The thought that anyone is still using a browser that will celebrate its 11th anniversary on Aug. 27 is astounding. But according to Microsoft, 7.1 per cent of the world’s Web browsing population is still using this software artifact. The Redmond-based software giant is encouraging its users to upgrade, with a goal of seeing worldwide usage drop below one per cent. In Canada, usage is currently pegged at 1.2 per cent.
As Microsoft itself says, “friends don’t let friends use Internet Explorer 6.”
The pain for Web developers who still feel pressure to support IE6 is even worse. One of the more obvious gaps of support is IE6’s inability to display transparent PNG images. Users simply see a grey background instead. But developers won’t exactly be popping the champagne in celebration of this latest upgrade victory. IE8 has its quirks too. It calculates the spacing of elements on a Web page differently than any other browser. To properly centre an image for IE8 users, Web coders must write a separate piece of code instructing on margin padding and border sizes in addition to the code they’ve already written for other browsers.
By moving to IE8 instead of IE9, the Ontario government will miss out on convenient features like a unified search and URL address bar, or an add-on manager.
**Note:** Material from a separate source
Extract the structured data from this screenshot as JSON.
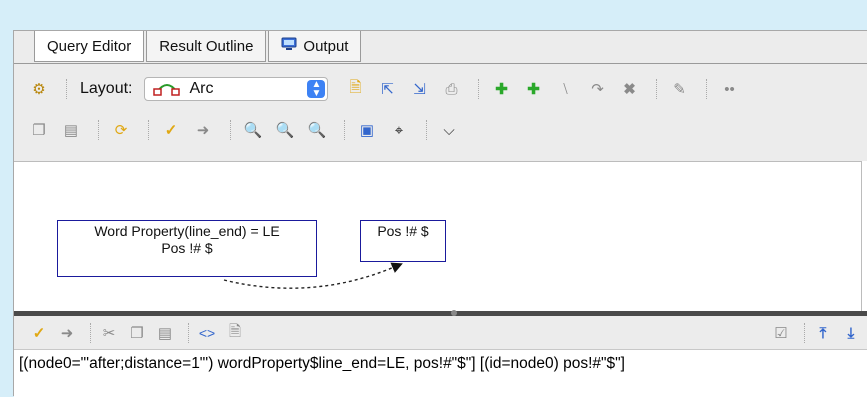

But most significantly, they’ll miss out on the HTML5 features of natively embedded video, audio, and interactive graphics that Microsoft supports in IE9, and competing browsers like Firefox and Chrome also support. HTML5 is fast becoming the go-to Web standard for modern pages because of its flexibility of design – one page can be optimally displayed on a desktop monitor, smartphone screen, or tablet.
Likely the Ontario government can’t migrate to IE9 because it is also using a decade-old OS in Windows XP. That would also mean the clock is already ticking on a bigger upgrade project, migrating to Windows 7. Microsoft will cut support for XP in April 2014, and unless the government is willing to risk using an unpatched OS across its environment, it will have to upgrade. That will also mean an inevitable move to IE9.
Of course, two years from now the rest of us will probably be using augmented reality goggles and brain-computer interfaces to browse the Web.